When you’re just beginning as a real estate investor, learning the ropes can take time, and you don’t want to throw in more complications than necessary. But as you gain more knowledge and experience, you might want to try your hand at buying raw land, with an eye towards developing it yourself for appreciation.

Undeveloped property can be an exciting area for investment, but there are some things you must make sure of as you do your due diligence and plan your strategy. Here are four key considerations.

Zoning

Before you commit yourself to any planned developments, be sure of the property’s zoning designation. Under local ordinances, this defines and restricts the possible uses of land within the given zone to a range of pre-defined purposes.

You may be aware that a property is designated residential or commercial, for instance, but there may be further sub-types and specifications which limit any development activities. Homes might be restricted to a certain density of occupying families. Buildings could be required to fall within specific parameters of height, color, or other aesthetics. If you’d like to push through with a development that falls outside of zoning restrictions, you may be able to apply for a zoning exception or change – consult a local real estate attorney to find out.

Boundary survey

No matter what sort of property you own or what purpose you intend for its development, knowing your boundaries is a basic responsibility. If existing property boundaries aren’t clear, then you could face a boundary dispute, litigation, and forced reconstruction down the line.

Commissioning a boundary survey can be time-consuming but ultimately protects you from any issues down the line. When conducted by a certified professional, you’ll have a binding legal document that formally defines your property boundaries. Working with 3D scanning companies saves a lot of time on the survey work to give you quick and accurate results.

Feasibility and accounting

Raw land development is an investment and deserves a careful and detailed feasibility study. You may have a good idea of the overall outlay and final value of your property after construction, but what’s the market like? Can you find a buyer easily, or will you have to wait – and if so, what’s the holding cost over time?

Even if it’s a straightforward matter of building a house where you can live for a while before selling it, developing a system of accounting to measure the value of improvements – including whether they appreciate or depreciate over time – will give you a much more accurate picture of how much value your development added to the land.

Accessibility issues

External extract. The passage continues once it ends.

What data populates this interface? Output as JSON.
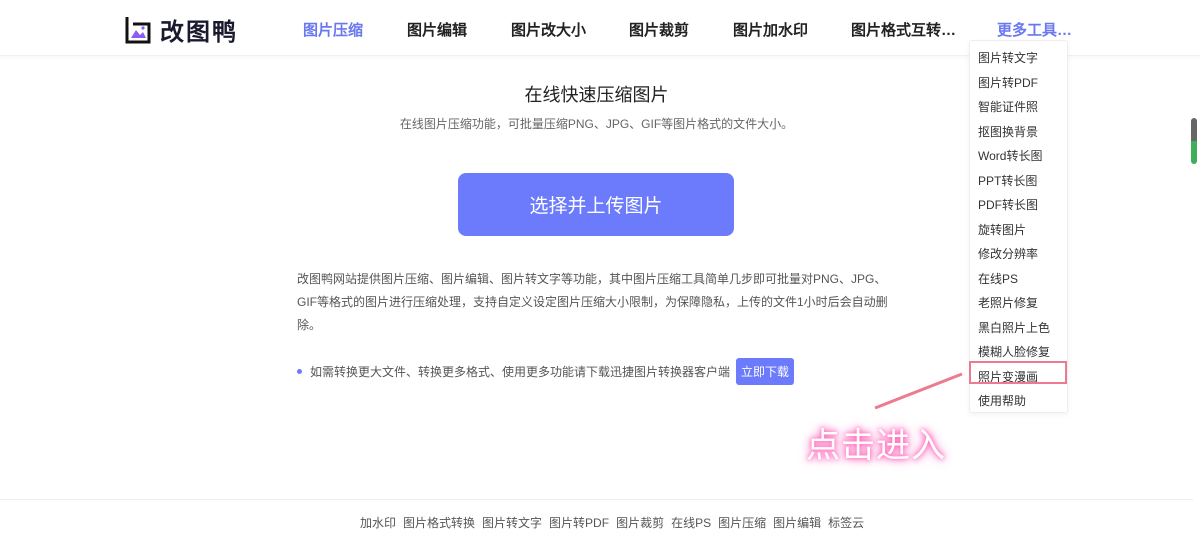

One more thing to ascertain in the planning stage is whether or not there are any easements to consider. Do your neighbors have an easement against tall construction, which might block their solar panels? Or perhaps there’s a landlocked property nearby with appurtenant easement rights to access by traversing your property.

Your property may require similar easements – the seller should disclose these. You should discuss any relevant issues with your real estate agent, and with any prospective neighbors whose properties might be affected.

Raw land offers interesting potential as an investment, with high upside and a variety of possible uses for your property. Make sure to nail the planning, so you don’t miss anything that might prove critical down the line.